    p.L(r1, cy - r1 + bh)
    p.A(r2, r2, 0, 0, 0, bh, cy)
    p.Z()

    drw.append(p)

    return drw

Next we just need to register those generators in the thumbnail generator itself, which is done in the constructor:

        # List of available layer generators:
        self.generators = {
            "arrow": svg.generate_arrow,
            "curved_arrow": svg.generate_curved_arrow,
            "highlight_lines": svg.generate_highlight_lines,
        }

And finally, those SVG generator names can be used to define new elements to build our thumbnails using the type entry:

  svg_base:
    svg_size: auto
    svg_origin: [0, 0]
    anchor: cc

  svg_arrow:
    type: arrow
    base: svg_base
    body_height: 8
    body_width: 40
    head_height: 20
    head_width: 10
    stroke_width: 2
    stroke_color: white
    fill_color: red
    padding_x: 5
    padding_y: 5
    scale: 1.0

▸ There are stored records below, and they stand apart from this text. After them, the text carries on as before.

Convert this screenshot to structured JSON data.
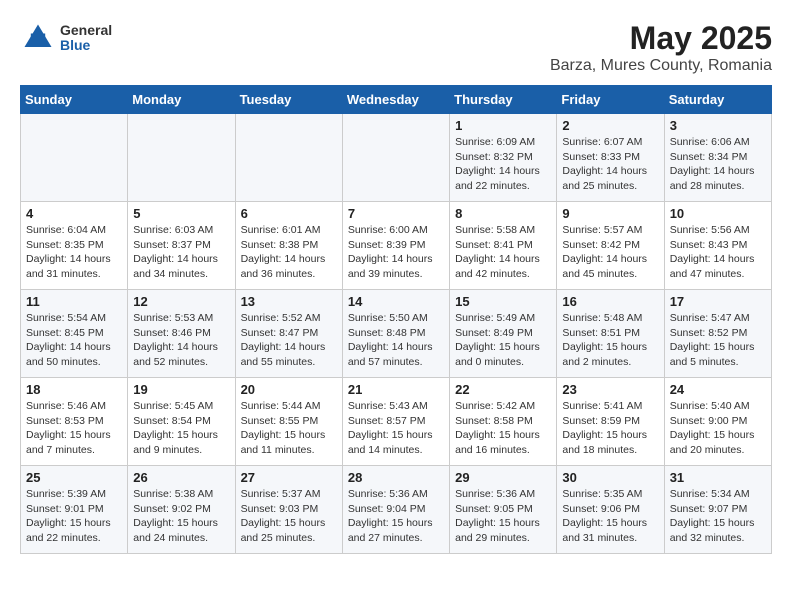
{
  "header": {
    "logo_general": "General",
    "logo_blue": "Blue",
    "title": "May 2025",
    "subtitle": "Barza, Mures County, Romania"
  },
  "days_of_week": [
    "Sunday",
    "Monday",
    "Tuesday",
    "Wednesday",
    "Thursday",
    "Friday",
    "Saturday"
  ],
  "weeks": [
    [
      {
        "day": "",
        "info": ""
      },
      {
        "day": "",
        "info": ""
      },
      {
        "day": "",
        "info": ""
      },
      {
        "day": "",
        "info": ""
      },
      {
        "day": "1",
        "info": "Sunrise: 6:09 AM\nSunset: 8:32 PM\nDaylight: 14 hours\nand 22 minutes."
      },
      {
        "day": "2",
        "info": "Sunrise: 6:07 AM\nSunset: 8:33 PM\nDaylight: 14 hours\nand 25 minutes."
      },
      {
        "day": "3",
        "info": "Sunrise: 6:06 AM\nSunset: 8:34 PM\nDaylight: 14 hours\nand 28 minutes."
      }
    ],
    [
      {
        "day": "4",
        "info": "Sunrise: 6:04 AM\nSunset: 8:35 PM\nDaylight: 14 hours\nand 31 minutes."
      },
      {
        "day": "5",
        "info": "Sunrise: 6:03 AM\nSunset: 8:37 PM\nDaylight: 14 hours\nand 34 minutes."
      },
      {
        "day": "6",
        "info": "Sunrise: 6:01 AM\nSunset: 8:38 PM\nDaylight: 14 hours\nand 36 minutes."
      },
      {
        "day": "7",
        "info": "Sunrise: 6:00 AM\nSunset: 8:39 PM\nDaylight: 14 hours\nand 39 minutes."
      },
      {
        "day": "8",
        "info": "Sunrise: 5:58 AM\nSunset: 8:41 PM\nDaylight: 14 hours\nand 42 minutes."
      },
      {
        "day": "9",
        "info": "Sunrise: 5:57 AM\nSunset: 8:42 PM\nDaylight: 14 hours\nand 45 minutes."
      },
      {
        "day": "10",
        "info": "Sunrise: 5:56 AM\nSunset: 8:43 PM\nDaylight: 14 hours\nand 47 minutes."
      }
    ],
    [
      {
        "day": "11",
        "info": "Sunrise: 5:54 AM\nSunset: 8:45 PM\nDaylight: 14 hours\nand 50 minutes."
      },
      {
        "day": "12",
        "info": "Sunrise: 5:53 AM\nSunset: 8:46 PM\nDaylight: 14 hours\nand 52 minutes."
      },
      {
        "day": "13",
        "info": "Sunrise: 5:52 AM\nSunset: 8:47 PM\nDaylight: 14 hours\nand 55 minutes."
      },
      {
        "day": "14",
        "info": "Sunrise: 5:50 AM\nSunset: 8:48 PM\nDaylight: 14 hours\nand 57 minutes."
      },
      {
        "day": "15",
        "info": "Sunrise: 5:49 AM\nSunset: 8:49 PM\nDaylight: 15 hours\nand 0 minutes."
      },
      {
        "day": "16",
        "info": "Sunrise: 5:48 AM\nSunset: 8:51 PM\nDaylight: 15 hours\nand 2 minutes."
      },
      {
        "day": "17",
        "info": "Sunrise: 5:47 AM\nSunset: 8:52 PM\nDaylight: 15 hours\nand 5 minutes."
      }
    ],
    [
      {
        "day": "18",
        "info": "Sunrise: 5:46 AM\nSunset: 8:53 PM\nDaylight: 15 hours\nand 7 minutes."
      },
      {
        "day": "19",
        "info": "Sunrise: 5:45 AM\nSunset: 8:54 PM\nDaylight: 15 hours\nand 9 minutes."
      },
      {
        "day": "20",
        "info": "Sunrise: 5:44 AM\nSunset: 8:55 PM\nDaylight: 15 hours\nand 11 minutes."
      },
      {
        "day": "21",
        "info": "Sunrise: 5:43 AM\nSunset: 8:57 PM\nDaylight: 15 hours\nand 14 minutes."
      },
      {
        "day": "22",
        "info": "Sunrise: 5:42 AM\nSunset: 8:58 PM\nDaylight: 15 hours\nand 16 minutes."
      },
      {
        "day": "23",
        "info": "Sunrise: 5:41 AM\nSunset: 8:59 PM\nDaylight: 15 hours\nand 18 minutes."
      },
      {
        "day": "24",
        "info": "Sunrise: 5:40 AM\nSunset: 9:00 PM\nDaylight: 15 hours\nand 20 minutes."
      }
    ],
    [
      {
        "day": "25",
        "info": "Sunrise: 5:39 AM\nSunset: 9:01 PM\nDaylight: 15 hours\nand 22 minutes."
      },
      {
        "day": "26",
        "info": "Sunrise: 5:38 AM\nSunset: 9:02 PM\nDaylight: 15 hours\nand 24 minutes."
      },
      {
        "day": "27",
        "info": "Sunrise: 5:37 AM\nSunset: 9:03 PM\nDaylight: 15 hours\nand 25 minutes."
      },
      {
        "day": "28",
        "info": "Sunrise: 5:36 AM\nSunset: 9:04 PM\nDaylight: 15 hours\nand 27 minutes."
      },
      {
        "day": "29",
        "info": "Sunrise: 5:36 AM\nSunset: 9:05 PM\nDaylight: 15 hours\nand 29 minutes."
      },
      {
        "day": "30",
        "info": "Sunrise: 5:35 AM\nSunset: 9:06 PM\nDaylight: 15 hours\nand 31 minutes."
      },
      {
        "day": "31",
        "info": "Sunrise: 5:34 AM\nSunset: 9:07 PM\nDaylight: 15 hours\nand 32 minutes."
      }
    ]
  ]
}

  • blog/2023/0729_thumbgen_elements_and_svg_gens.txt
  • Last modified: 2023/07/29 14:25
  • (external edit)